**What to produce:** In the data below, find every line that has the string "calls", and copy it.

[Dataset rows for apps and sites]
┄┄┄┄┄┄┄┄┄┄

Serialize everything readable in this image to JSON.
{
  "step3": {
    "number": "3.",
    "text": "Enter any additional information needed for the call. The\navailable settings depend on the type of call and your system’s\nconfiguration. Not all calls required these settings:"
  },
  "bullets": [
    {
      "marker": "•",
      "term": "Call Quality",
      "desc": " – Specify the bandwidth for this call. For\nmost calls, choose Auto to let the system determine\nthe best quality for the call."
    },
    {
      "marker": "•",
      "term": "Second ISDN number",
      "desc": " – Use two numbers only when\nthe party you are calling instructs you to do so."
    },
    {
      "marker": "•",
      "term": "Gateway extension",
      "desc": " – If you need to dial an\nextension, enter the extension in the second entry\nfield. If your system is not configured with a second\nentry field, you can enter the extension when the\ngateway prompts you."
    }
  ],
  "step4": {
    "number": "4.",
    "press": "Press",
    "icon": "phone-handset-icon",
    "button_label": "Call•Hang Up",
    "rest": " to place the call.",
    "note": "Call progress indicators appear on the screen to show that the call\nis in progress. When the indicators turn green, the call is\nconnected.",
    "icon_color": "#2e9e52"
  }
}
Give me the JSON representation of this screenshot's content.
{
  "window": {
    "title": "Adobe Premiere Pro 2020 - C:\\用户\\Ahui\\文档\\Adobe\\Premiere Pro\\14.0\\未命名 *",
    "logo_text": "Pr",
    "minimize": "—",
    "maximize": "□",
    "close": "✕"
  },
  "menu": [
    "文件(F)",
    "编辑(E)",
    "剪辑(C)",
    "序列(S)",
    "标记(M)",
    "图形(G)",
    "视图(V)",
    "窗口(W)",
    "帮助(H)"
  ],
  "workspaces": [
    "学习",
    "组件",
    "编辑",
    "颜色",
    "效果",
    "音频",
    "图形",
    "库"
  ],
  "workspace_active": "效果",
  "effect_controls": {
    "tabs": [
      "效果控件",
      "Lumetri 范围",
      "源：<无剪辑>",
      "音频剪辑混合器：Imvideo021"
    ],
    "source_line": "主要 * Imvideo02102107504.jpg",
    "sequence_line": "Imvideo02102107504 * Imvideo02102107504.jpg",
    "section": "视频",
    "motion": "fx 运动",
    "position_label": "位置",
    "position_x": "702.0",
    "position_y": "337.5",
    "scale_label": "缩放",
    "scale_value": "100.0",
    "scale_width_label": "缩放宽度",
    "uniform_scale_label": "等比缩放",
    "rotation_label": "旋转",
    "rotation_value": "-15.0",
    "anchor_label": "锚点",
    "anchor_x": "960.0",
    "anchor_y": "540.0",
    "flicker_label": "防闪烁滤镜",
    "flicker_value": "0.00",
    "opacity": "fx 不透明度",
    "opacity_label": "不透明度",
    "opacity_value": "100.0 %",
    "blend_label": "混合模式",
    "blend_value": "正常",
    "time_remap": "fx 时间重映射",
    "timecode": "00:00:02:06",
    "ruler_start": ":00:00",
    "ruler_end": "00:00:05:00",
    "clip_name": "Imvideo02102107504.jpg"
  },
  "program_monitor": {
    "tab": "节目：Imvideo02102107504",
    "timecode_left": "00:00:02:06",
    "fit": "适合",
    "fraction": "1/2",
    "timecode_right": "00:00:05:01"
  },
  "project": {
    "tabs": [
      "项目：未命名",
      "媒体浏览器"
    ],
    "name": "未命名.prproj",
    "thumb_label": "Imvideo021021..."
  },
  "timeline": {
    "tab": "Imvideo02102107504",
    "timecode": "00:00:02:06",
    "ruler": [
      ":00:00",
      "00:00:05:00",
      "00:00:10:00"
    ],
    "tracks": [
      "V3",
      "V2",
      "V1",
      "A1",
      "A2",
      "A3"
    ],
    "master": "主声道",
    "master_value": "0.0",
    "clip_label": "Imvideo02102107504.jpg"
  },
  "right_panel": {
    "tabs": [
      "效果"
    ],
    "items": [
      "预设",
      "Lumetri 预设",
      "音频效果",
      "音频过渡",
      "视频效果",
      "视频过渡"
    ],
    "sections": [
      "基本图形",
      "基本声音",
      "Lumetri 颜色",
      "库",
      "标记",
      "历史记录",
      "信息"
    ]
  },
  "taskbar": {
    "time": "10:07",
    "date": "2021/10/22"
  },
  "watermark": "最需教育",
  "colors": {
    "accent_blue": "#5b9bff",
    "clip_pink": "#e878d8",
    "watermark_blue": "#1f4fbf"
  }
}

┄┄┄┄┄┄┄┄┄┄

**Solution to this task:**
    "text": "Enter any additional information needed for the call. The\navailable settings depend on the type of call and your system’s\nconfiguration. Not all calls required these settings:"
      "desc": " – Specify the bandwidth for this call. For\nmost calls, choose Auto to let the system determine\nthe best quality for the call."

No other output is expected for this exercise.